## [Instructions to follow]
Copy out each entry precisely; no image belongs in the result.

[Data about app and page elements]
===

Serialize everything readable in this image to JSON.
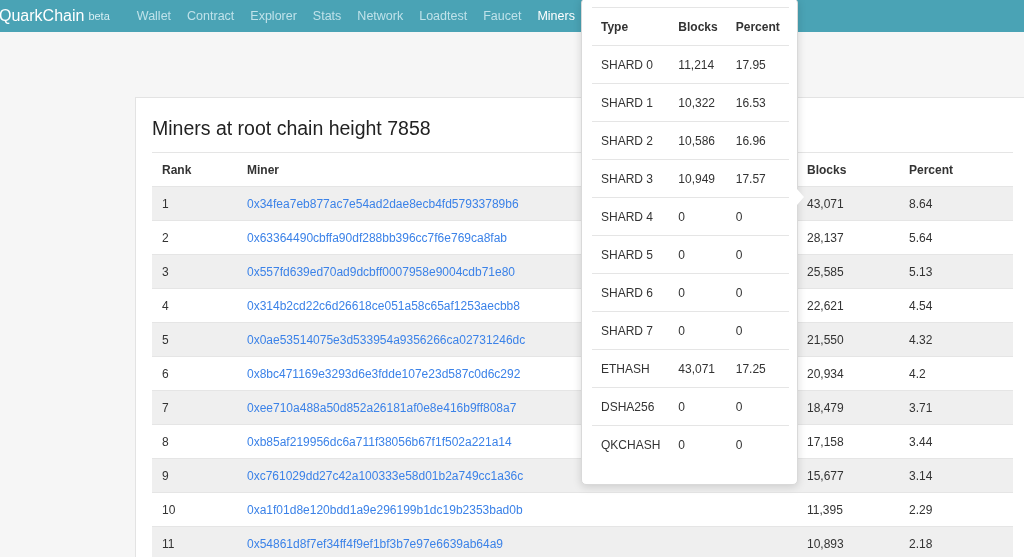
{
  "navbar": {
    "brand": "QuarkChain",
    "brand_tag": "beta",
    "links": [
      {
        "label": "Wallet",
        "selected": false
      },
      {
        "label": "Contract",
        "selected": false
      },
      {
        "label": "Explorer",
        "selected": false
      },
      {
        "label": "Stats",
        "selected": false
      },
      {
        "label": "Network",
        "selected": false
      },
      {
        "label": "Loadtest",
        "selected": false
      },
      {
        "label": "Faucet",
        "selected": false
      },
      {
        "label": "Miners",
        "selected": true
      }
    ]
  },
  "title": "Miners at root chain height 7858",
  "table": {
    "columns": [
      "Rank",
      "Miner",
      "Blocks",
      "Percent"
    ],
    "rows": [
      {
        "rank": "1",
        "miner": "0x34fea7eb877ac7e54ad2dae8ecb4fd57933789b6",
        "blocks": "43,071",
        "percent": "8.64"
      },
      {
        "rank": "2",
        "miner": "0x63364490cbffa90df288bb396cc7f6e769ca8fab",
        "blocks": "28,137",
        "percent": "5.64"
      },
      {
        "rank": "3",
        "miner": "0x557fd639ed70ad9dcbff0007958e9004cdb71e80",
        "blocks": "25,585",
        "percent": "5.13"
      },
      {
        "rank": "4",
        "miner": "0x314b2cd22c6d26618ce051a58c65af1253aecbb8",
        "blocks": "22,621",
        "percent": "4.54"
      },
      {
        "rank": "5",
        "miner": "0x0ae53514075e3d533954a9356266ca02731246dc",
        "blocks": "21,550",
        "percent": "4.32"
      },
      {
        "rank": "6",
        "miner": "0x8bc471169e3293d6e3fdde107e23d587c0d6c292",
        "blocks": "20,934",
        "percent": "4.2"
      },
      {
        "rank": "7",
        "miner": "0xee710a488a50d852a26181af0e8e416b9ff808a7",
        "blocks": "18,479",
        "percent": "3.71"
      },
      {
        "rank": "8",
        "miner": "0xb85af219956dc6a711f38056b67f1f502a221a14",
        "blocks": "17,158",
        "percent": "3.44"
      },
      {
        "rank": "9",
        "miner": "0xc761029dd27c42a100333e58d01b2a749cc1a36c",
        "blocks": "15,677",
        "percent": "3.14"
      },
      {
        "rank": "10",
        "miner": "0xa1f01d8e120bdd1a9e296199b1dc19b2353bad0b",
        "blocks": "11,395",
        "percent": "2.29"
      },
      {
        "rank": "11",
        "miner": "0x54861d8f7ef34ff4f9ef1bf3b7e97e6639ab64a9",
        "blocks": "10,893",
        "percent": "2.18"
      }
    ]
  },
  "popover": {
    "columns": [
      "Type",
      "Blocks",
      "Percent"
    ],
    "rows": [
      {
        "type": "SHARD 0",
        "blocks": "11,214",
        "percent": "17.95"
      },
      {
        "type": "SHARD 1",
        "blocks": "10,322",
        "percent": "16.53"
      },
      {
        "type": "SHARD 2",
        "blocks": "10,586",
        "percent": "16.96"
      },
      {
        "type": "SHARD 3",
        "blocks": "10,949",
        "percent": "17.57"
      },
      {
        "type": "SHARD 4",
        "blocks": "0",
        "percent": "0"
      },
      {
        "type": "SHARD 5",
        "blocks": "0",
        "percent": "0"
      },
      {
        "type": "SHARD 6",
        "blocks": "0",
        "percent": "0"
      },
      {
        "type": "SHARD 7",
        "blocks": "0",
        "percent": "0"
      },
      {
        "type": "ETHASH",
        "blocks": "43,071",
        "percent": "17.25"
      },
      {
        "type": "DSHA256",
        "blocks": "0",
        "percent": "0"
      },
      {
        "type": "QKCHASH",
        "blocks": "0",
        "percent": "0"
      }
    ]
  }
}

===

## [Response area]
Serialize everything readable in this image to JSON.
{
  "navbar": {
    "brand": "QuarkChain",
    "brand_tag": "beta",
    "links": [
      {
        "label": "Wallet",
        "selected": false
      },
      {
        "label": "Contract",
        "selected": false
      },
      {
        "label": "Explorer",
        "selected": false
      },
      {
        "label": "Stats",
        "selected": false
      },
      {
        "label": "Network",
        "selected": false
      },
      {
        "label": "Loadtest",
        "selected": false
      },
      {
        "label": "Faucet",
        "selected": false
      },
      {
        "label": "Miners",
        "selected": true
      }
    ]
  },
  "title": "Miners at root chain height 7858",
  "table": {
    "columns": [
      "Rank",
      "Miner",
      "Blocks",
      "Percent"
    ],
    "rows": [
      {
        "rank": "1",
        "miner": "0x34fea7eb877ac7e54ad2dae8ecb4fd57933789b6",
        "blocks": "43,071",
        "percent": "8.64"
      },
      {
        "rank": "2",
        "miner": "0x63364490cbffa90df288bb396cc7f6e769ca8fab",
        "blocks": "28,137",
        "percent": "5.64"
      },
      {
        "rank": "3",
        "miner": "0x557fd639ed70ad9dcbff0007958e9004cdb71e80",
        "blocks": "25,585",
        "percent": "5.13"
      },
      {
        "rank": "4",
        "miner": "0x314b2cd22c6d26618ce051a58c65af1253aecbb8",
        "blocks": "22,621",
        "percent": "4.54"
      },
      {
        "rank": "5",
        "miner": "0x0ae53514075e3d533954a9356266ca02731246dc",
        "blocks": "21,550",
        "percent": "4.32"
      },
      {
        "rank": "6",
        "miner": "0x8bc471169e3293d6e3fdde107e23d587c0d6c292",
        "blocks": "20,934",
        "percent": "4.2"
      },
      {
        "rank": "7",
        "miner": "0xee710a488a50d852a26181af0e8e416b9ff808a7",
        "blocks": "18,479",
        "percent": "3.71"
      },
      {
        "rank": "8",
        "miner": "0xb85af219956dc6a711f38056b67f1f502a221a14",
        "blocks": "17,158",
        "percent": "3.44"
      },
      {
        "rank": "9",
        "miner": "0xc761029dd27c42a100333e58d01b2a749cc1a36c",
        "blocks": "15,677",
        "percent": "3.14"
      },
      {
        "rank": "10",
        "miner": "0xa1f01d8e120bdd1a9e296199b1dc19b2353bad0b",
        "blocks": "11,395",
        "percent": "2.29"
      },
      {
        "rank": "11",
        "miner": "0x54861d8f7ef34ff4f9ef1bf3b7e97e6639ab64a9",
        "blocks": "10,893",
        "percent": "2.18"
      }
    ]
  },
  "popover": {
    "columns": [
      "Type",
      "Blocks",
      "Percent"
    ],
    "rows": [
      {
        "type": "SHARD 0",
        "blocks": "11,214",
        "percent": "17.95"
      },
      {
        "type": "SHARD 1",
        "blocks": "10,322",
        "percent": "16.53"
      },
      {
        "type": "SHARD 2",
        "blocks": "10,586",
        "percent": "16.96"
      },
      {
        "type": "SHARD 3",
        "blocks": "10,949",
        "percent": "17.57"
      },
      {
        "type": "SHARD 4",
        "blocks": "0",
        "percent": "0"
      },
      {
        "type": "SHARD 5",
        "blocks": "0",
        "percent": "0"
      },
      {
        "type": "SHARD 6",
        "blocks": "0",
        "percent": "0"
      },
      {
        "type": "SHARD 7",
        "blocks": "0",
        "percent": "0"
      },
      {
        "type": "ETHASH",
        "blocks": "43,071",
        "percent": "17.25"
      },
      {
        "type": "DSHA256",
        "blocks": "0",
        "percent": "0"
      },
      {
        "type": "QKCHASH",
        "blocks": "0",
        "percent": "0"
      }
    ]
  }
}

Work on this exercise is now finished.